In the seat next to us there was this guy — 40s, Fred Norris newsboy cap, trying to concentrate, giving Bob the focus you'd give Shakespeare if Shakespeare were still around and reading his stuff in public. We were enjoying the absurdity of the whole thing a little too much, my wife and I, and this guy was not having it. He gave us a glare during "Ballad of a Thin Man" that was obviously the first of a series of interactions that would ultimately lead to me having to fight a guy whose Web-browser homepage is probably Expectingrain.com. (Essay question: Who is more Mr. Jones, the person who doesn't understand what is happening here, in this scenario? Please answer in 400 words or less.)
We moved up a few rows. Dylan played "Like a Rolling Stone" and in the next section over a girl in white jeans jumped up on her seat and punched the air on every line. Girls in white jeans are the spirit of rock and roll. Then came the pre-encore closer — a crackling, let-them-guns-blam "All Along the Watchtower" that felt like the work of an entirely different band. It couldn’t have been better unless Dylan had introduced it by saying "This is a song Watchmen stole from Jimi Hendrix — we're stealin' it back." They really leaned into it. Charlie Sexton's a beast.
Why hadn't they played like this all night? It was perverse. It was fascinating. It was more interesting than the last eight good rock shows I saw. You should go see Dylan, if you can, while you can. He's operating outside the realm of right and wrong, creatively.
But at the risk of sounding like I'm privileging music, which I like to think I kind of understand, over sports, which I don't claim to understand even remotely, that's the difference between football and live rock music — there's not a whole lot of room for aesthetically justifiable failure in football. Sports failure is unambiguous. It's numbers on a screen.
Maybe I need to stop judging myself according to a pitiless win/lose binary. Maybe that's the only way Dylan gets to stay Bob Dylan for this long. Maybe I need to silence the part of my brain that talks to me like Marvin Lewis does here, in this postgame speech from 2009, before he started expressing his feelings about his team's play in colonic-irrigation metaphors (note: one NSFW adjective at the end).
Or maybe I need to listen to that speech and only that speech every day forever.
On Sunday, without a Bengals game to grit my teeth through, I sat in a bar between Oakland fans yelling at the Raiders-Chiefs game and Dallas fans yelling at Giants-Cowboys, texting my friend Erwin Schrödinger in New York about the Frankenstorm and that video game where you're a colonial ninja killing redcoats and my inability to figure out a conceptual bridge between Bengals trade rumors and time's toll on Dylan's vocal cords.
Schrodinger: Tony Romo's career seems to be at the same point as Dylan's two years after "The Hurricane." There you go: forced narrative!
Schrodinger: Soon Romo will be "street legal." And obsessed with the Pope.
Pappademas: I am not above stealing these jokes from you.
Schrodinger: Take them.
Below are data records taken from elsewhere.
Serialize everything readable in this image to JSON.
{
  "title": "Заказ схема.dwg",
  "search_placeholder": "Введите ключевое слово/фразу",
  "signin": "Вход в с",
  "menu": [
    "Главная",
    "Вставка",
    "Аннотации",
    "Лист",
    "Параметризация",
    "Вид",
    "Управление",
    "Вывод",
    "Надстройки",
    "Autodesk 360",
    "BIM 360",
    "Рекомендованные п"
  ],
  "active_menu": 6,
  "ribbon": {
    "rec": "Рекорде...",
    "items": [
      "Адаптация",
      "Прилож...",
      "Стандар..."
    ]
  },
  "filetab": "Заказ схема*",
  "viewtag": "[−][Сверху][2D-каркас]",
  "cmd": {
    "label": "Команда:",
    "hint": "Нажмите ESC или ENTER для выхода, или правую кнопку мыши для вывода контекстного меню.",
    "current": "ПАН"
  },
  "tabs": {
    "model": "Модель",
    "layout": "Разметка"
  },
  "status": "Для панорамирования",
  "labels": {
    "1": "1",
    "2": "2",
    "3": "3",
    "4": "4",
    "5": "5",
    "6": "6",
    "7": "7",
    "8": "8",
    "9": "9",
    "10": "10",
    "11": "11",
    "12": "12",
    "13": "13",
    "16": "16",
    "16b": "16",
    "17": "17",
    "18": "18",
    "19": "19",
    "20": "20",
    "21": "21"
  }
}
Eat them alive.
Pappademas: What is the motorcycle accident in this metaphor? Jessica Simpson?
Schrodinger: Much like Dylan, Romo has dated a "significant singer-songwriter."
Schrodinger: His motorcycle accident was when he fumbled the snap in a playoff game while holding for a critical extra point. It's actually an apt metaphor, because he's never been the same since.
Schrodinger: Also like Dylan, Romo needlessly wears dumb hats in public.
Final score was 29-24 Giants, despite Romo's best efforts. This goes out to him: